Problem details: Your reply should reproduce each entry exactly and contain no pictures.

----------------------------------------

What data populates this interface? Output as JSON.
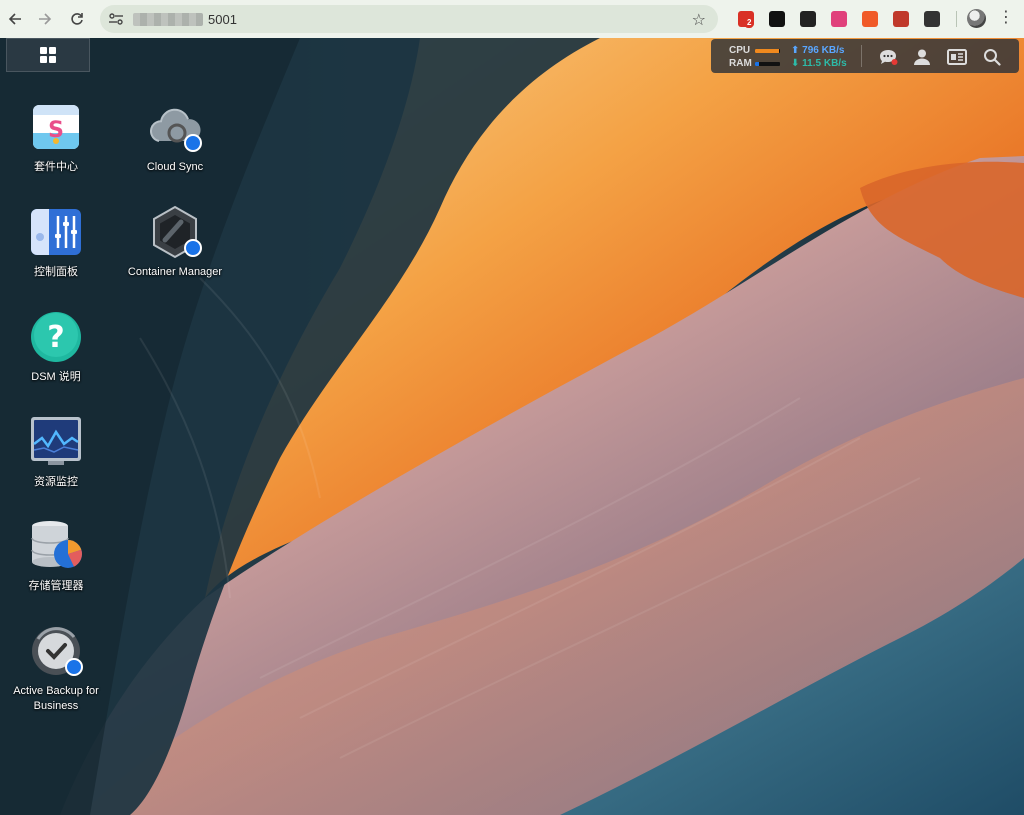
{
  "browser": {
    "url_text": "5001",
    "extensions": [
      {
        "name": "mail-extension-icon",
        "color": "#d93025",
        "badge": "2"
      },
      {
        "name": "circle-extension-icon",
        "color": "#111111",
        "badge": ""
      },
      {
        "name": "shield-extension-icon",
        "color": "#222222",
        "badge": ""
      },
      {
        "name": "translate-extension-icon",
        "color": "#e0407b",
        "badge": ""
      },
      {
        "name": "orange-extension-icon",
        "color": "#f05a28",
        "badge": ""
      },
      {
        "name": "rocket-extension-icon",
        "color": "#c0392b",
        "badge": ""
      },
      {
        "name": "puzzle-extension-icon",
        "color": "#333333",
        "badge": ""
      }
    ]
  },
  "tray": {
    "cpu_label": "CPU",
    "ram_label": "RAM",
    "cpu_level": 0.95,
    "ram_level": 0.15,
    "upload": "796 KB/s",
    "download": "11.5 KB/s",
    "accent": "#f0891e",
    "net_color": "#5aa7ff"
  },
  "shortcuts": [
    {
      "label": "套件中心",
      "icon": "package-center-icon"
    },
    {
      "label": "Cloud Sync",
      "icon": "cloud-sync-icon"
    },
    {
      "label": "控制面板",
      "icon": "control-panel-icon"
    },
    {
      "label": "Container Manager",
      "icon": "container-manager-icon"
    },
    {
      "label": "DSM 说明",
      "icon": "dsm-help-icon"
    },
    {
      "label": "资源监控",
      "icon": "resource-monitor-icon"
    },
    {
      "label": "存储管理器",
      "icon": "storage-manager-icon"
    },
    {
      "label": "Active Backup for\nBusiness",
      "icon": "active-backup-icon"
    }
  ]
}
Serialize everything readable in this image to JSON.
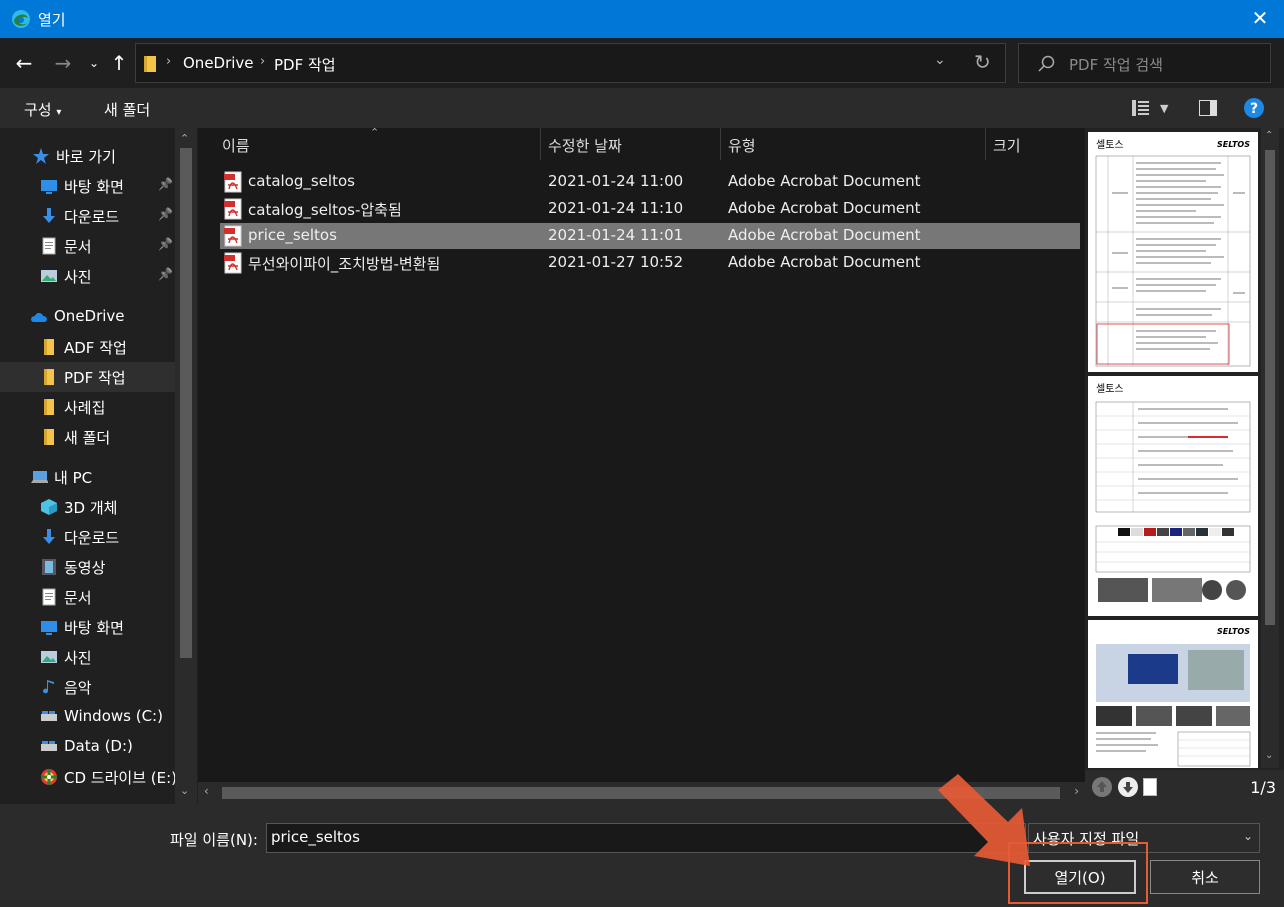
{
  "title": "열기",
  "nav": {
    "breadcrumb": [
      "OneDrive",
      "PDF 작업"
    ],
    "search_placeholder": "PDF 작업 검색"
  },
  "toolbar": {
    "organize": "구성",
    "new_folder": "새 폴더"
  },
  "sidebar": {
    "items": [
      {
        "label": "바로 가기",
        "icon": "star-icon"
      },
      {
        "label": "바탕 화면",
        "icon": "desktop-icon"
      },
      {
        "label": "다운로드",
        "icon": "download-icon"
      },
      {
        "label": "문서",
        "icon": "document-icon"
      },
      {
        "label": "사진",
        "icon": "picture-icon"
      },
      {
        "label": "OneDrive",
        "icon": "cloud-icon"
      },
      {
        "label": "ADF 작업",
        "icon": "folder-icon"
      },
      {
        "label": "PDF 작업",
        "icon": "folder-icon"
      },
      {
        "label": "사례집",
        "icon": "folder-icon"
      },
      {
        "label": "새 폴더",
        "icon": "folder-icon"
      },
      {
        "label": "내 PC",
        "icon": "pc-icon"
      },
      {
        "label": "3D 개체",
        "icon": "cube-icon"
      },
      {
        "label": "다운로드",
        "icon": "download-icon"
      },
      {
        "label": "동영상",
        "icon": "video-icon"
      },
      {
        "label": "문서",
        "icon": "document-icon"
      },
      {
        "label": "바탕 화면",
        "icon": "desktop-icon"
      },
      {
        "label": "사진",
        "icon": "picture-icon"
      },
      {
        "label": "음악",
        "icon": "music-icon"
      },
      {
        "label": "Windows (C:)",
        "icon": "drive-icon"
      },
      {
        "label": "Data (D:)",
        "icon": "drive-icon"
      },
      {
        "label": "CD 드라이브 (E:)",
        "icon": "cd-icon"
      }
    ]
  },
  "columns": [
    "이름",
    "수정한 날짜",
    "유형",
    "크기"
  ],
  "files": [
    {
      "name": "catalog_seltos",
      "date": "2021-01-24 11:00",
      "type": "Adobe Acrobat Document"
    },
    {
      "name": "catalog_seltos-압축됨",
      "date": "2021-01-24 11:10",
      "type": "Adobe Acrobat Document"
    },
    {
      "name": "price_seltos",
      "date": "2021-01-24 11:01",
      "type": "Adobe Acrobat Document"
    },
    {
      "name": "무선와이파이_조치방법-변환됨",
      "date": "2021-01-27 10:52",
      "type": "Adobe Acrobat Document"
    }
  ],
  "selected_file_index": 2,
  "preview": {
    "page_count": "1/3",
    "page1_title": "셀토스",
    "page1_brand": "SELTOS",
    "page2_title": "셀토스",
    "page3_brand": "SELTOS"
  },
  "bottom": {
    "filename_label": "파일 이름(N):",
    "filename_value": "price_seltos",
    "filter": "사용자 지정 파일",
    "open_button": "열기(O)",
    "cancel_button": "취소"
  },
  "colors": {
    "titlebar": "#0078d7",
    "annotation": "#e65a34",
    "selection": "#777777"
  }
}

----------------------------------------

Answer space:
What data populates this interface? Output as JSON.
{
  "browser": {
    "url_text": "5001",
    "extensions": [
      {
        "name": "mail-extension-icon",
        "color": "#d93025",
        "badge": "2"
      },
      {
        "name": "circle-extension-icon",
        "color": "#111111",
        "badge": ""
      },
      {
        "name": "shield-extension-icon",
        "color": "#222222",
        "badge": ""
      },
      {
        "name": "translate-extension-icon",
        "color": "#e0407b",
        "badge": ""
      },
      {
        "name": "orange-extension-icon",
        "color": "#f05a28",
        "badge": ""
      },
      {
        "name": "rocket-extension-icon",
        "color": "#c0392b",
        "badge": ""
      },
      {
        "name": "puzzle-extension-icon",
        "color": "#333333",
        "badge": ""
      }
    ]
  },
  "tray": {
    "cpu_label": "CPU",
    "ram_label": "RAM",
    "cpu_level": 0.95,
    "ram_level": 0.15,
    "upload": "796 KB/s",
    "download": "11.5 KB/s",
    "accent": "#f0891e",
    "net_color": "#5aa7ff"
  },
  "shortcuts": [
    {
      "label": "套件中心",
      "icon": "package-center-icon"
    },
    {
      "label": "Cloud Sync",
      "icon": "cloud-sync-icon"
    },
    {
      "label": "控制面板",
      "icon": "control-panel-icon"
    },
    {
      "label": "Container Manager",
      "icon": "container-manager-icon"
    },
    {
      "label": "DSM 说明",
      "icon": "dsm-help-icon"
    },
    {
      "label": "资源监控",
      "icon": "resource-monitor-icon"
    },
    {
      "label": "存储管理器",
      "icon": "storage-manager-icon"
    },
    {
      "label": "Active Backup for\nBusiness",
      "icon": "active-backup-icon"
    }
  ]
}
Serialize everything readable in this image to JSON.
{
  "title": "열기",
  "nav": {
    "breadcrumb": [
      "OneDrive",
      "PDF 작업"
    ],
    "search_placeholder": "PDF 작업 검색"
  },
  "toolbar": {
    "organize": "구성",
    "new_folder": "새 폴더"
  },
  "sidebar": {
    "items": [
      {
        "label": "바로 가기",
        "icon": "star-icon"
      },
      {
        "label": "바탕 화면",
        "icon": "desktop-icon"
      },
      {
        "label": "다운로드",
        "icon": "download-icon"
      },
      {
        "label": "문서",
        "icon": "document-icon"
      },
      {
        "label": "사진",
        "icon": "picture-icon"
      },
      {
        "label": "OneDrive",
        "icon": "cloud-icon"
      },
      {
        "label": "ADF 작업",
        "icon": "folder-icon"
      },
      {
        "label": "PDF 작업",
        "icon": "folder-icon"
      },
      {
        "label": "사례집",
        "icon": "folder-icon"
      },
      {
        "label": "새 폴더",
        "icon": "folder-icon"
      },
      {
        "label": "내 PC",
        "icon": "pc-icon"
      },
      {
        "label": "3D 개체",
        "icon": "cube-icon"
      },
      {
        "label": "다운로드",
        "icon": "download-icon"
      },
      {
        "label": "동영상",
        "icon": "video-icon"
      },
      {
        "label": "문서",
        "icon": "document-icon"
      },
      {
        "label": "바탕 화면",
        "icon": "desktop-icon"
      },
      {
        "label": "사진",
        "icon": "picture-icon"
      },
      {
        "label": "음악",
        "icon": "music-icon"
      },
      {
        "label": "Windows (C:)",
        "icon": "drive-icon"
      },
      {
        "label": "Data (D:)",
        "icon": "drive-icon"
      },
      {
        "label": "CD 드라이브 (E:)",
        "icon": "cd-icon"
      }
    ]
  },
  "columns": [
    "이름",
    "수정한 날짜",
    "유형",
    "크기"
  ],
  "files": [
    {
      "name": "catalog_seltos",
      "date": "2021-01-24 11:00",
      "type": "Adobe Acrobat Document"
    },
    {
      "name": "catalog_seltos-압축됨",
      "date": "2021-01-24 11:10",
      "type": "Adobe Acrobat Document"
    },
    {
      "name": "price_seltos",
      "date": "2021-01-24 11:01",
      "type": "Adobe Acrobat Document"
    },
    {
      "name": "무선와이파이_조치방법-변환됨",
      "date": "2021-01-27 10:52",
      "type": "Adobe Acrobat Document"
    }
  ],
  "selected_file_index": 2,
  "preview": {
    "page_count": "1/3",
    "page1_title": "셀토스",
    "page1_brand": "SELTOS",
    "page2_title": "셀토스",
    "page3_brand": "SELTOS"
  },
  "bottom": {
    "filename_label": "파일 이름(N):",
    "filename_value": "price_seltos",
    "filter": "사용자 지정 파일",
    "open_button": "열기(O)",
    "cancel_button": "취소"
  },
  "colors": {
    "titlebar": "#0078d7",
    "annotation": "#e65a34",
    "selection": "#777777"
  }
}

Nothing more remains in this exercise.